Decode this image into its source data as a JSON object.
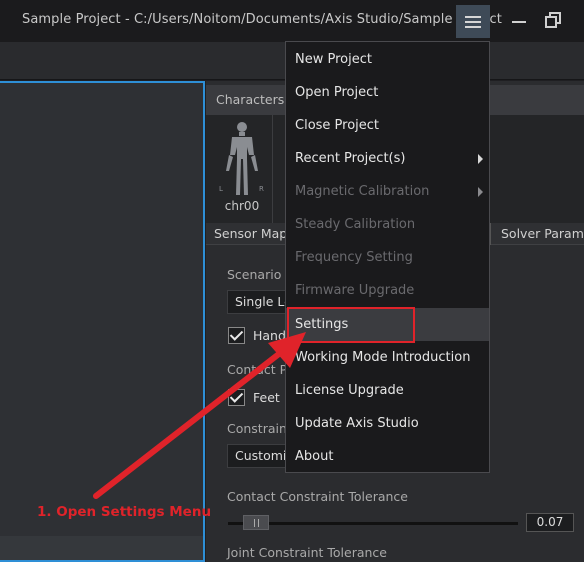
{
  "window": {
    "title": "Sample Project - C:/Users/Noitom/Documents/Axis Studio/Sample Project"
  },
  "characters_panel": {
    "header": "Characters",
    "character_name": "chr00",
    "figure_left_mark": "L",
    "figure_right_mark": "R"
  },
  "tabs": {
    "left": "Sensor Map",
    "right": "Solver Parame"
  },
  "settings_form": {
    "scenario_label": "Scenario",
    "scenario_value": "Single Le",
    "hand_label": "Hand",
    "contact_label": "Contact Po",
    "feet_label": "Feet",
    "constraint_label": "Constraint",
    "constraint_value": "Customiz",
    "contact_tolerance_label": "Contact Constraint Tolerance",
    "contact_tolerance_value": "0.07",
    "joint_tolerance_label": "Joint Constraint Tolerance"
  },
  "menu": {
    "items": [
      {
        "label": "New Project",
        "enabled": true,
        "submenu": false
      },
      {
        "label": "Open Project",
        "enabled": true,
        "submenu": false
      },
      {
        "label": "Close Project",
        "enabled": true,
        "submenu": false
      },
      {
        "label": "Recent Project(s)",
        "enabled": true,
        "submenu": true
      },
      {
        "label": "Magnetic Calibration",
        "enabled": false,
        "submenu": true
      },
      {
        "label": "Steady Calibration",
        "enabled": false,
        "submenu": false
      },
      {
        "label": "Frequency Setting",
        "enabled": false,
        "submenu": false
      },
      {
        "label": "Firmware Upgrade",
        "enabled": false,
        "submenu": false
      },
      {
        "label": "Settings",
        "enabled": true,
        "submenu": false,
        "highlighted": true
      },
      {
        "label": "Working Mode Introduction",
        "enabled": true,
        "submenu": false
      },
      {
        "label": "License Upgrade",
        "enabled": true,
        "submenu": false
      },
      {
        "label": "Update Axis Studio",
        "enabled": true,
        "submenu": false
      },
      {
        "label": "About",
        "enabled": true,
        "submenu": false
      }
    ]
  },
  "annotation": {
    "text": "1. Open Settings Menu",
    "color": "#e0232a"
  },
  "icons": {
    "menu_button": "hamburger-icon",
    "minimize": "minimize-icon",
    "restore": "restore-icon",
    "character": "humanoid-figure-icon"
  }
}
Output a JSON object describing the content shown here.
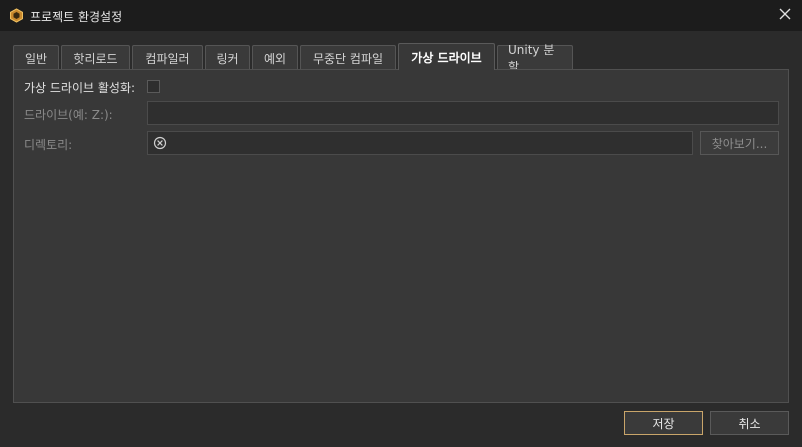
{
  "window": {
    "title": "프로젝트 환경설정",
    "app_icon": "hexagon-app-icon",
    "close_icon": "close-icon"
  },
  "tabs": [
    {
      "label": "일반",
      "active": false
    },
    {
      "label": "핫리로드",
      "active": false
    },
    {
      "label": "컴파일러",
      "active": false
    },
    {
      "label": "링커",
      "active": false
    },
    {
      "label": "예외",
      "active": false
    },
    {
      "label": "무중단 컴파일",
      "active": false
    },
    {
      "label": "가상 드라이브",
      "active": true
    },
    {
      "label": "Unity 분할",
      "active": false
    }
  ],
  "virtual_drive": {
    "enable_label": "가상 드라이브 활성화:",
    "enabled": false,
    "drive_label": "드라이브(예: Z:):",
    "drive_value": "",
    "directory_label": "디렉토리:",
    "directory_value": "",
    "browse_label": "찾아보기..."
  },
  "footer": {
    "save_label": "저장",
    "cancel_label": "취소"
  },
  "colors": {
    "accent": "#c9a56a",
    "background": "#2b2b2b",
    "panel": "#383838"
  }
}
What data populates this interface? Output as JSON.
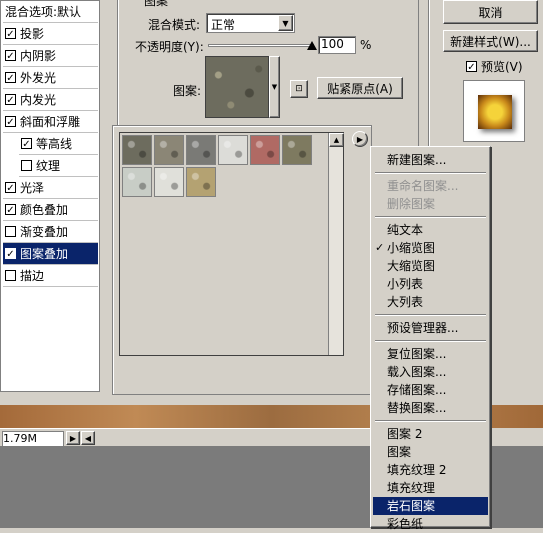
{
  "styles_list": {
    "items": [
      {
        "label": "混合选项:默认",
        "checkbox": false,
        "head": true
      },
      {
        "label": "投影",
        "checkbox": true,
        "checked": true
      },
      {
        "label": "内阴影",
        "checkbox": true,
        "checked": true
      },
      {
        "label": "外发光",
        "checkbox": true,
        "checked": true
      },
      {
        "label": "内发光",
        "checkbox": true,
        "checked": true
      },
      {
        "label": "斜面和浮雕",
        "checkbox": true,
        "checked": true
      },
      {
        "label": "等高线",
        "checkbox": true,
        "checked": true,
        "sub": true
      },
      {
        "label": "纹理",
        "checkbox": true,
        "checked": false,
        "sub": true
      },
      {
        "label": "光泽",
        "checkbox": true,
        "checked": true
      },
      {
        "label": "颜色叠加",
        "checkbox": true,
        "checked": true
      },
      {
        "label": "渐变叠加",
        "checkbox": true,
        "checked": false
      },
      {
        "label": "图案叠加",
        "checkbox": true,
        "checked": true,
        "selected": true
      },
      {
        "label": "描边",
        "checkbox": true,
        "checked": false
      }
    ]
  },
  "pattern_panel": {
    "group_title": "图案",
    "blend_mode_label": "混合模式:",
    "blend_mode_value": "正常",
    "opacity_label": "不透明度(Y):",
    "opacity_value": "100",
    "opacity_unit": "%",
    "pattern_label": "图案:",
    "snap_origin_label": "贴紧原点(A)"
  },
  "right_buttons": {
    "cancel": "取消",
    "new_style": "新建样式(W)...",
    "preview_label": "预览(V)",
    "preview_checked": true
  },
  "statusbar": {
    "size": "1.79M"
  },
  "pattern_picker": {
    "swatch_colors": [
      "#6d6c5e",
      "#8b8676",
      "#7a7a76",
      "#dcdcd8",
      "#b06a64",
      "#7e7a60",
      "#c8cdc6",
      "#e0e0da",
      "#b4a272"
    ]
  },
  "context_menu": {
    "items": [
      {
        "label": "新建图案...",
        "disabled": false
      },
      {
        "sep": true
      },
      {
        "label": "重命名图案...",
        "disabled": true
      },
      {
        "label": "删除图案",
        "disabled": true
      },
      {
        "sep": true
      },
      {
        "label": "纯文本",
        "disabled": false
      },
      {
        "label": "小缩览图",
        "disabled": false,
        "checked": true
      },
      {
        "label": "大缩览图",
        "disabled": false
      },
      {
        "label": "小列表",
        "disabled": false
      },
      {
        "label": "大列表",
        "disabled": false
      },
      {
        "sep": true
      },
      {
        "label": "预设管理器...",
        "disabled": false
      },
      {
        "sep": true
      },
      {
        "label": "复位图案...",
        "disabled": false
      },
      {
        "label": "载入图案...",
        "disabled": false
      },
      {
        "label": "存储图案...",
        "disabled": false
      },
      {
        "label": "替换图案...",
        "disabled": false
      },
      {
        "sep": true
      },
      {
        "label": "图案 2",
        "disabled": false
      },
      {
        "label": "图案",
        "disabled": false
      },
      {
        "label": "填充纹理 2",
        "disabled": false
      },
      {
        "label": "填充纹理",
        "disabled": false
      },
      {
        "label": "岩石图案",
        "disabled": false,
        "selected": true
      },
      {
        "label": "彩色纸",
        "disabled": false
      }
    ]
  }
}
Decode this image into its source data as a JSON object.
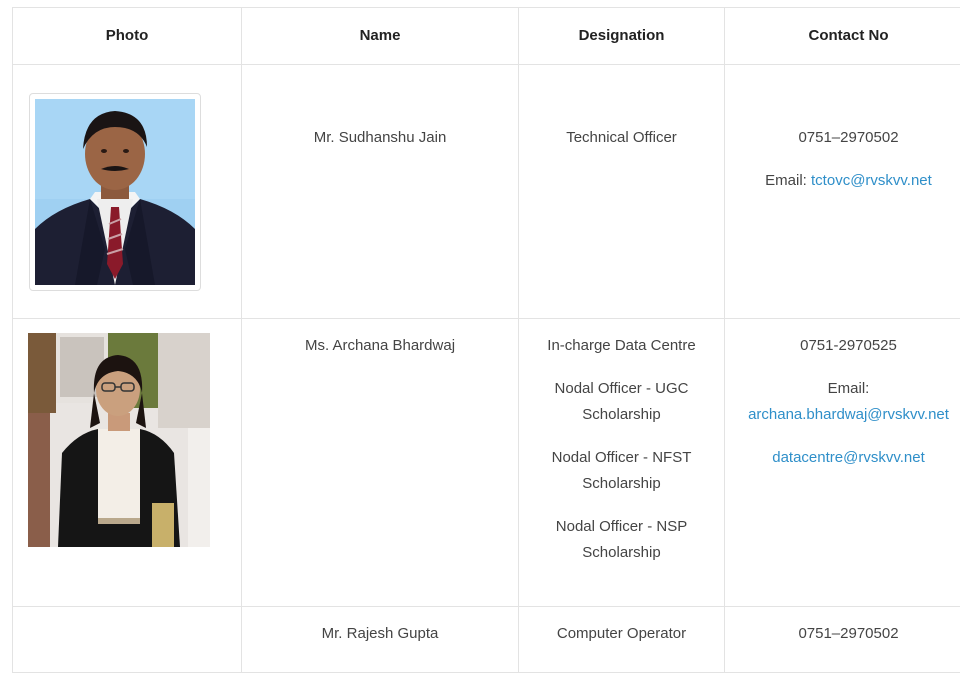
{
  "headers": {
    "photo": "Photo",
    "name": "Name",
    "designation": "Designation",
    "contact": "Contact No"
  },
  "rows": [
    {
      "name": "Mr. Sudhanshu Jain",
      "designations": [
        "Technical Officer"
      ],
      "phone": "0751–2970502",
      "email_label": "Email:",
      "emails": [
        "tctovc@rvskvv.net"
      ]
    },
    {
      "name": "Ms. Archana Bhardwaj",
      "designations": [
        "In-charge Data Centre",
        "Nodal Officer - UGC Scholarship",
        "Nodal Officer - NFST Scholarship",
        "Nodal Officer - NSP Scholarship"
      ],
      "phone": "0751-2970525",
      "email_label": "Email:",
      "emails": [
        "archana.bhardwaj@rvskvv.net",
        "datacentre@rvskvv.net"
      ]
    },
    {
      "name": "Mr. Rajesh Gupta",
      "designations": [
        "Computer Operator"
      ],
      "phone": "0751–2970502"
    }
  ],
  "colors": {
    "link": "#2f8fc9",
    "border": "#e3e3e3",
    "header_text": "#222222",
    "body_text": "#444444"
  }
}
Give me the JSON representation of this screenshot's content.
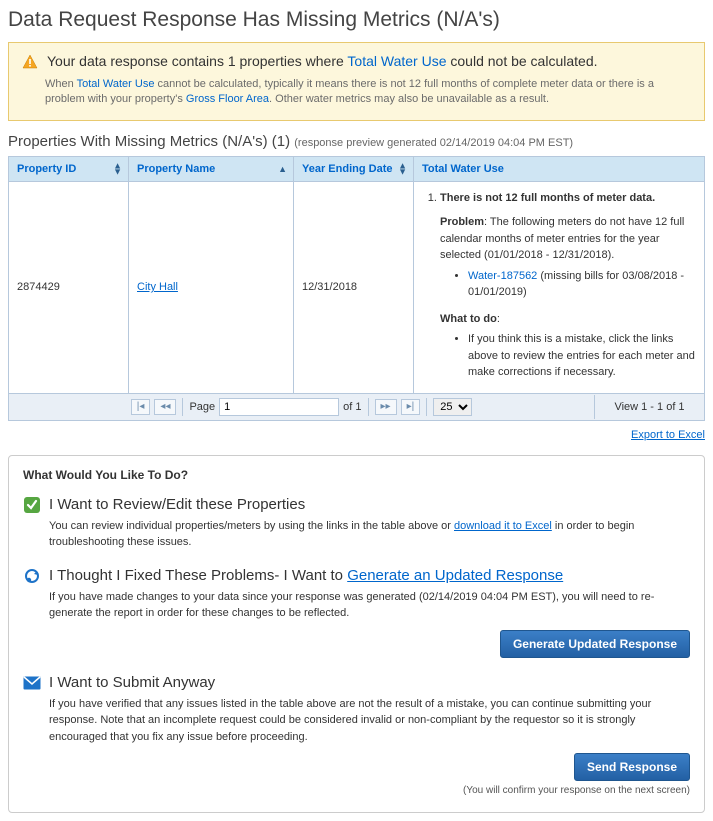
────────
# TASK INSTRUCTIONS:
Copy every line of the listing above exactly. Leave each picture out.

# PROBLEM SOLUTION:
Decode this image into its source data as a JSON object.
{
  "window": {
    "title": "Sample Project - C:/Users/Noitom/Documents/Axis Studio/Sample Project"
  },
  "characters_panel": {
    "header": "Characters",
    "character_name": "chr00",
    "figure_left_mark": "L",
    "figure_right_mark": "R"
  },
  "tabs": {
    "left": "Sensor Map",
    "right": "Solver Parame"
  },
  "settings_form": {
    "scenario_label": "Scenario",
    "scenario_value": "Single Le",
    "hand_label": "Hand",
    "contact_label": "Contact Po",
    "feet_label": "Feet",
    "constraint_label": "Constraint",
    "constraint_value": "Customiz",
    "contact_tolerance_label": "Contact Constraint Tolerance",
    "contact_tolerance_value": "0.07",
    "joint_tolerance_label": "Joint Constraint Tolerance"
  },
  "menu": {
    "items": [
      {
        "label": "New Project",
        "enabled": true,
        "submenu": false
      },
      {
        "label": "Open Project",
        "enabled": true,
        "submenu": false
      },
      {
        "label": "Close Project",
        "enabled": true,
        "submenu": false
      },
      {
        "label": "Recent Project(s)",
        "enabled": true,
        "submenu": true
      },
      {
        "label": "Magnetic Calibration",
        "enabled": false,
        "submenu": true
      },
      {
        "label": "Steady Calibration",
        "enabled": false,
        "submenu": false
      },
      {
        "label": "Frequency Setting",
        "enabled": false,
        "submenu": false
      },
      {
        "label": "Firmware Upgrade",
        "enabled": false,
        "submenu": false
      },
      {
        "label": "Settings",
        "enabled": true,
        "submenu": false,
        "highlighted": true
      },
      {
        "label": "Working Mode Introduction",
        "enabled": true,
        "submenu": false
      },
      {
        "label": "License Upgrade",
        "enabled": true,
        "submenu": false
      },
      {
        "label": "Update Axis Studio",
        "enabled": true,
        "submenu": false
      },
      {
        "label": "About",
        "enabled": true,
        "submenu": false
      }
    ]
  },
  "annotation": {
    "text": "1. Open Settings Menu",
    "color": "#e0232a"
  },
  "icons": {
    "menu_button": "hamburger-icon",
    "minimize": "minimize-icon",
    "restore": "restore-icon",
    "character": "humanoid-figure-icon"
  }
}
Output a JSON object describing the content shown here.
{
  "window": {
    "title": "프로젝트 환경설정",
    "app_icon": "hexagon-app-icon",
    "close_icon": "close-icon"
  },
  "tabs": [
    {
      "label": "일반",
      "active": false
    },
    {
      "label": "핫리로드",
      "active": false
    },
    {
      "label": "컴파일러",
      "active": false
    },
    {
      "label": "링커",
      "active": false
    },
    {
      "label": "예외",
      "active": false
    },
    {
      "label": "무중단 컴파일",
      "active": false
    },
    {
      "label": "가상 드라이브",
      "active": true
    },
    {
      "label": "Unity 분할",
      "active": false
    }
  ],
  "virtual_drive": {
    "enable_label": "가상 드라이브 활성화:",
    "enabled": false,
    "drive_label": "드라이브(예: Z:):",
    "drive_value": "",
    "directory_label": "디렉토리:",
    "directory_value": "",
    "browse_label": "찾아보기..."
  },
  "footer": {
    "save_label": "저장",
    "cancel_label": "취소"
  },
  "colors": {
    "accent": "#c9a56a",
    "background": "#2b2b2b",
    "panel": "#383838"
  }
}
What data populates this interface? Output as JSON.
{
  "styles_list": {
    "items": [
      {
        "label": "混合选项:默认",
        "checkbox": false,
        "head": true
      },
      {
        "label": "投影",
        "checkbox": true,
        "checked": true
      },
      {
        "label": "内阴影",
        "checkbox": true,
        "checked": true
      },
      {
        "label": "外发光",
        "checkbox": true,
        "checked": true
      },
      {
        "label": "内发光",
        "checkbox": true,
        "checked": true
      },
      {
        "label": "斜面和浮雕",
        "checkbox": true,
        "checked": true
      },
      {
        "label": "等高线",
        "checkbox": true,
        "checked": true,
        "sub": true
      },
      {
        "label": "纹理",
        "checkbox": true,
        "checked": false,
        "sub": true
      },
      {
        "label": "光泽",
        "checkbox": true,
        "checked": true
      },
      {
        "label": "颜色叠加",
        "checkbox": true,
        "checked": true
      },
      {
        "label": "渐变叠加",
        "checkbox": true,
        "checked": false
      },
      {
        "label": "图案叠加",
        "checkbox": true,
        "checked": true,
        "selected": true
      },
      {
        "label": "描边",
        "checkbox": true,
        "checked": false
      }
    ]
  },
  "pattern_panel": {
    "group_title": "图案",
    "blend_mode_label": "混合模式:",
    "blend_mode_value": "正常",
    "opacity_label": "不透明度(Y):",
    "opacity_value": "100",
    "opacity_unit": "%",
    "pattern_label": "图案:",
    "snap_origin_label": "贴紧原点(A)"
  },
  "right_buttons": {
    "cancel": "取消",
    "new_style": "新建样式(W)...",
    "preview_label": "预览(V)",
    "preview_checked": true
  },
  "statusbar": {
    "size": "1.79M"
  },
  "pattern_picker": {
    "swatch_colors": [
      "#6d6c5e",
      "#8b8676",
      "#7a7a76",
      "#dcdcd8",
      "#b06a64",
      "#7e7a60",
      "#c8cdc6",
      "#e0e0da",
      "#b4a272"
    ]
  },
  "context_menu": {
    "items": [
      {
        "label": "新建图案...",
        "disabled": false
      },
      {
        "sep": true
      },
      {
        "label": "重命名图案...",
        "disabled": true
      },
      {
        "label": "删除图案",
        "disabled": true
      },
      {
        "sep": true
      },
      {
        "label": "纯文本",
        "disabled": false
      },
      {
        "label": "小缩览图",
        "disabled": false,
        "checked": true
      },
      {
        "label": "大缩览图",
        "disabled": false
      },
      {
        "label": "小列表",
        "disabled": false
      },
      {
        "label": "大列表",
        "disabled": false
      },
      {
        "sep": true
      },
      {
        "label": "预设管理器...",
        "disabled": false
      },
      {
        "sep": true
      },
      {
        "label": "复位图案...",
        "disabled": false
      },
      {
        "label": "载入图案...",
        "disabled": false
      },
      {
        "label": "存储图案...",
        "disabled": false
      },
      {
        "label": "替换图案...",
        "disabled": false
      },
      {
        "sep": true
      },
      {
        "label": "图案 2",
        "disabled": false
      },
      {
        "label": "图案",
        "disabled": false
      },
      {
        "label": "填充纹理 2",
        "disabled": false
      },
      {
        "label": "填充纹理",
        "disabled": false
      },
      {
        "label": "岩石图案",
        "disabled": false,
        "selected": true
      },
      {
        "label": "彩色纸",
        "disabled": false
      }
    ]
  }
}
Decode this image into its source data as a JSON object.
{
  "headers": {
    "photo": "Photo",
    "name": "Name",
    "designation": "Designation",
    "contact": "Contact No"
  },
  "rows": [
    {
      "name": "Mr. Sudhanshu Jain",
      "designations": [
        "Technical Officer"
      ],
      "phone": "0751–2970502",
      "email_label": "Email:",
      "emails": [
        "tctovc@rvskvv.net"
      ]
    },
    {
      "name": "Ms. Archana Bhardwaj",
      "designations": [
        "In-charge Data Centre",
        "Nodal Officer - UGC Scholarship",
        "Nodal Officer - NFST Scholarship",
        "Nodal Officer - NSP Scholarship"
      ],
      "phone": "0751-2970525",
      "email_label": "Email:",
      "emails": [
        "archana.bhardwaj@rvskvv.net",
        "datacentre@rvskvv.net"
      ]
    },
    {
      "name": "Mr. Rajesh Gupta",
      "designations": [
        "Computer Operator"
      ],
      "phone": "0751–2970502"
    }
  ],
  "colors": {
    "link": "#2f8fc9",
    "border": "#e3e3e3",
    "header_text": "#222222",
    "body_text": "#444444"
  }
}
Give me the JSON representation of this screenshot's content.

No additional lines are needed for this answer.